Read suggestions for improving the national hate crime reporting system.

With thousands of cases apparently going unrecorded each year, the national statistics on hate crime have proved to be only the crudest of indicators of the level of bias in America. If we are ever to have a better picture of this aspect of U.S. life, the current data collection system will have to change.

Fundamentally, the issue is one of leadership. Both political and law enforcement leaders need to make a far greater push to encourage both awareness and reporting of hate crimes.

But government officials also should consider a range of incentives to local agencies, such as technical assistance grants. And a study of best reporting practices from around the nation could help local law enforcement agencies devise effective programs.

The authors of a Department of Justice-funded report, "Improving the Quality and Accuracy of Bias Crime Statistics Nationally," make 28 separate recommendations to improve the system. The recommendations fall into four major categories.

Police-community relationships. To encourage hate crime victims to come forward, local law enforcement agencies should seek to improve their relationships with minority communities and to raise public awareness about bias crime and the resources available to combat it.

Infrastructure and support. Local police agencies, with the support of the FBI, should develop formal policies for dealing with hate crimes — policies that include procedures for investigating, recording, verifying, and reporting bias incidents.

Training. Hate crime training, spearheaded by the FBI, should be a priority.

Improving data and reporting. In addition to improving local hate crime collection efforts, modifications should be made to the FBI annual hate crime report. The federal government also should encourage state and local agencies to convert to incident-based reporting — a method that allows for the collection of detailed information on crime victims, offenders, their relationships, and the circumstances of the crime — rather than continuing to rely on the skimpier Uniform Crime Report system.
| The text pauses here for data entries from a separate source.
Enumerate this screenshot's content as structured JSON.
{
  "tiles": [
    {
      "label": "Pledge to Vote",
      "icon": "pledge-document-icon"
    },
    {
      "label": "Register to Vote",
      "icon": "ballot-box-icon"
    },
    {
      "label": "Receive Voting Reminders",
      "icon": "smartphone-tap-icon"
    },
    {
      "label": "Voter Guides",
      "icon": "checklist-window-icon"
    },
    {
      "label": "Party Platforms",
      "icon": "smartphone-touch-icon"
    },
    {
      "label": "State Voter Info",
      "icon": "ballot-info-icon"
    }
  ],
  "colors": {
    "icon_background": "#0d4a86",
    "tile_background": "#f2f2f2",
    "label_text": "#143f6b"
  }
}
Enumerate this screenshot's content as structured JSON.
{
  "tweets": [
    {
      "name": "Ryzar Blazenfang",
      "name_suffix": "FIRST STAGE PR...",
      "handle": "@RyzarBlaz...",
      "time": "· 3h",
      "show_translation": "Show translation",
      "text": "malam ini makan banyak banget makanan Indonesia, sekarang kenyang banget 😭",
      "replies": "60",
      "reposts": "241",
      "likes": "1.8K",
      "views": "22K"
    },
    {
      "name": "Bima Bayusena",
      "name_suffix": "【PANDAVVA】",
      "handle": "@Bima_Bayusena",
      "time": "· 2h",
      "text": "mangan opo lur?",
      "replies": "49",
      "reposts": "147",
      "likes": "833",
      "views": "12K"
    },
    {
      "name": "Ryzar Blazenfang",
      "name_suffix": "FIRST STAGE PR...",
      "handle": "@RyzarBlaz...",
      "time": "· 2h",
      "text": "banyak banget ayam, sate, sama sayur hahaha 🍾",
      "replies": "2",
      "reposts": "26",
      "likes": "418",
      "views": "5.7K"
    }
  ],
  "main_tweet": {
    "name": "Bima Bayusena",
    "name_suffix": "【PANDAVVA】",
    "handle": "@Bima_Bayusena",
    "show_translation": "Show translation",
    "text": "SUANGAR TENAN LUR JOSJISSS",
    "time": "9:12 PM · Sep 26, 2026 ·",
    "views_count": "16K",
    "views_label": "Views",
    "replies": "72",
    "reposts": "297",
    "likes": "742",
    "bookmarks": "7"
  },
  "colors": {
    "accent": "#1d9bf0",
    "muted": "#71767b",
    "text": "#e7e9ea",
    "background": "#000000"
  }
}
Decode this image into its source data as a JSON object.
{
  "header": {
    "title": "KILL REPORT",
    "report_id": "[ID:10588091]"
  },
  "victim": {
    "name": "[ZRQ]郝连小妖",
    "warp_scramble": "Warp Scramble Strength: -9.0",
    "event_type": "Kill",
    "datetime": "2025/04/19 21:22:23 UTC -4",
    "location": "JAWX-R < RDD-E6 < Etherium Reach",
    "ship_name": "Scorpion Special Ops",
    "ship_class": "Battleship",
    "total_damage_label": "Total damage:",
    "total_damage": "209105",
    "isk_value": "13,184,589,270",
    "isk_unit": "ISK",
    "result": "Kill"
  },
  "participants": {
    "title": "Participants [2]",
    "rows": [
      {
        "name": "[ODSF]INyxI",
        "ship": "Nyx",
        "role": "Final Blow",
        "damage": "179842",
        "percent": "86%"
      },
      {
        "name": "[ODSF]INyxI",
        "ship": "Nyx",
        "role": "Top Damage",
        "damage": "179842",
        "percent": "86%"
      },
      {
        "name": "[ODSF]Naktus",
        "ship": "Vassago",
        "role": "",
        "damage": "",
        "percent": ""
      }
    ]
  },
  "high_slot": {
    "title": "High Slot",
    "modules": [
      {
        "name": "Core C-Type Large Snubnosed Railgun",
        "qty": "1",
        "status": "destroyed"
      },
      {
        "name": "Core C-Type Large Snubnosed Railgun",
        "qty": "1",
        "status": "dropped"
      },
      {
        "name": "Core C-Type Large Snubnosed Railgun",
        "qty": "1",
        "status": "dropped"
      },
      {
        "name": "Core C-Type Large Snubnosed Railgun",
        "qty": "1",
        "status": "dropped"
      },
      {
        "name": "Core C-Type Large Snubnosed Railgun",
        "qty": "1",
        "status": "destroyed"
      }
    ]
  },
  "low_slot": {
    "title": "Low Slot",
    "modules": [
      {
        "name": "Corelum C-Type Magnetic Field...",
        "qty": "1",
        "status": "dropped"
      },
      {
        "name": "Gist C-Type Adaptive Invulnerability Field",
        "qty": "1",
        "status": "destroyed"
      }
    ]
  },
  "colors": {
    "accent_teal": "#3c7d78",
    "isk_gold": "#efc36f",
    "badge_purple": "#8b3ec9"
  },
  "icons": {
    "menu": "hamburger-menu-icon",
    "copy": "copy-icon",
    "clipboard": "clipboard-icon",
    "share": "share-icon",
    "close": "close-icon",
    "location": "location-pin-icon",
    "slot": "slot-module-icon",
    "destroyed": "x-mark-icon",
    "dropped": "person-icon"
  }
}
For the full text of the Justice Department report and its recommendations, visit its Web site.